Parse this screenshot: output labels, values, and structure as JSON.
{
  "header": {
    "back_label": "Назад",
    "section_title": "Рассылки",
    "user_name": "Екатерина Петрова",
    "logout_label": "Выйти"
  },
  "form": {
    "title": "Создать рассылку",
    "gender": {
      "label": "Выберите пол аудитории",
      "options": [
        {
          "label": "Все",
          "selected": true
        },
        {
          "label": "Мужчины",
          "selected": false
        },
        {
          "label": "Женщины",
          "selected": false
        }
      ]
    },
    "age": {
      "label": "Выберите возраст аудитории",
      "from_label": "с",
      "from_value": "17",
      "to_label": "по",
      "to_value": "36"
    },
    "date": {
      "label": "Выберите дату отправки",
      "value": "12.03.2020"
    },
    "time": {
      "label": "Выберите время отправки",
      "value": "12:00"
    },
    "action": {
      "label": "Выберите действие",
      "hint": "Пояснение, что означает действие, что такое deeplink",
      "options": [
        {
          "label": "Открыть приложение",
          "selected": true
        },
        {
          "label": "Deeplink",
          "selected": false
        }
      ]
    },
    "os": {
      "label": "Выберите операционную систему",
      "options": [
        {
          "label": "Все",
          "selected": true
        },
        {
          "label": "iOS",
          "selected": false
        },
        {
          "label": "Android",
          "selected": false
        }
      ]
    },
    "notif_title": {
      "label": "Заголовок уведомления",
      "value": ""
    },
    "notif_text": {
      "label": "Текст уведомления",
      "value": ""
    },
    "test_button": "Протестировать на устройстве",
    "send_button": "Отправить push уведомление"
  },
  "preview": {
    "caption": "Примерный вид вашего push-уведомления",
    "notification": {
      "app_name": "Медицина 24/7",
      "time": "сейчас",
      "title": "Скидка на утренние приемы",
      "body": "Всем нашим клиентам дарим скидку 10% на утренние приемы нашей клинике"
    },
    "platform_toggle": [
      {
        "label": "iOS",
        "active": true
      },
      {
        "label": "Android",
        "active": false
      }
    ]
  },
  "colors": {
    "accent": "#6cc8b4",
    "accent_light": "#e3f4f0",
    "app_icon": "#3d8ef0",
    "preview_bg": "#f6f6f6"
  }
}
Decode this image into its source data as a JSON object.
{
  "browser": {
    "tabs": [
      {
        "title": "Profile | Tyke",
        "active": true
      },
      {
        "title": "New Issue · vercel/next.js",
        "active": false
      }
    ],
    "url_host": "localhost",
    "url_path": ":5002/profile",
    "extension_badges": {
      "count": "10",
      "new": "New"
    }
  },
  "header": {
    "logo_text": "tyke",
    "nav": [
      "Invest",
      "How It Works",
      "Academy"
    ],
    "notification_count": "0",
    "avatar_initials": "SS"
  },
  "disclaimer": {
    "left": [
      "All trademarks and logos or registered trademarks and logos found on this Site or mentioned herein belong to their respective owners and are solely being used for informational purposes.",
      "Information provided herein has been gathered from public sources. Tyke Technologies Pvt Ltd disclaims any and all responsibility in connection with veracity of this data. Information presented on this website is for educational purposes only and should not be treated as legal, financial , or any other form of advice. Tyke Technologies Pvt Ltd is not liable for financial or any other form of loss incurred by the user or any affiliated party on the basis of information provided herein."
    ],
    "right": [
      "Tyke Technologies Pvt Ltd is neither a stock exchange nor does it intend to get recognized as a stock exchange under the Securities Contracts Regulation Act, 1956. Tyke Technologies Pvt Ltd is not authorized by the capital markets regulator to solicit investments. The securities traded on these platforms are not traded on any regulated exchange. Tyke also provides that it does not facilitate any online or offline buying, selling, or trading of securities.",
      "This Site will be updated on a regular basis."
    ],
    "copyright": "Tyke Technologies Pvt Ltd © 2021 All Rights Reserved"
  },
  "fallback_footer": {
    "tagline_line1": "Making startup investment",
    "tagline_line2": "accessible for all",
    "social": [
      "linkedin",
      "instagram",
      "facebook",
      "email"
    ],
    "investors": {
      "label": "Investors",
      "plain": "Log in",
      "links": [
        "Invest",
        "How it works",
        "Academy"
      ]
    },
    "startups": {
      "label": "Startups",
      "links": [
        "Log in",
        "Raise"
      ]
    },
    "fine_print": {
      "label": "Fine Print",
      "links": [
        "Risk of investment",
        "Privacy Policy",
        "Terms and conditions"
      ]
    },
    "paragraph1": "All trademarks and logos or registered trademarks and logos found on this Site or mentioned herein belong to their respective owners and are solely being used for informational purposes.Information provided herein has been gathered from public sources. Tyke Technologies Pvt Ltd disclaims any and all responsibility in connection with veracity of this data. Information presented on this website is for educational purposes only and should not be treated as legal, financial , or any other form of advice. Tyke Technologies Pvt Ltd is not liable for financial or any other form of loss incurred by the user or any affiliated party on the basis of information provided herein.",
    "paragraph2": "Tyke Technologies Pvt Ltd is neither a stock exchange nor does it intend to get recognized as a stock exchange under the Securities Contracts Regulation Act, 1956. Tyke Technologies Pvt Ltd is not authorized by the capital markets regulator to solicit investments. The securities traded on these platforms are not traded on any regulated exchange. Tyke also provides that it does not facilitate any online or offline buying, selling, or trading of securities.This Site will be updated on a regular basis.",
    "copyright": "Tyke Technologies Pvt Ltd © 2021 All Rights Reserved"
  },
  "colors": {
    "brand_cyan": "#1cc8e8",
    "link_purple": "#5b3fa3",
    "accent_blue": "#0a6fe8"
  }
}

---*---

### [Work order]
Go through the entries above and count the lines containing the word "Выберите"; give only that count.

### [Output for this task]
6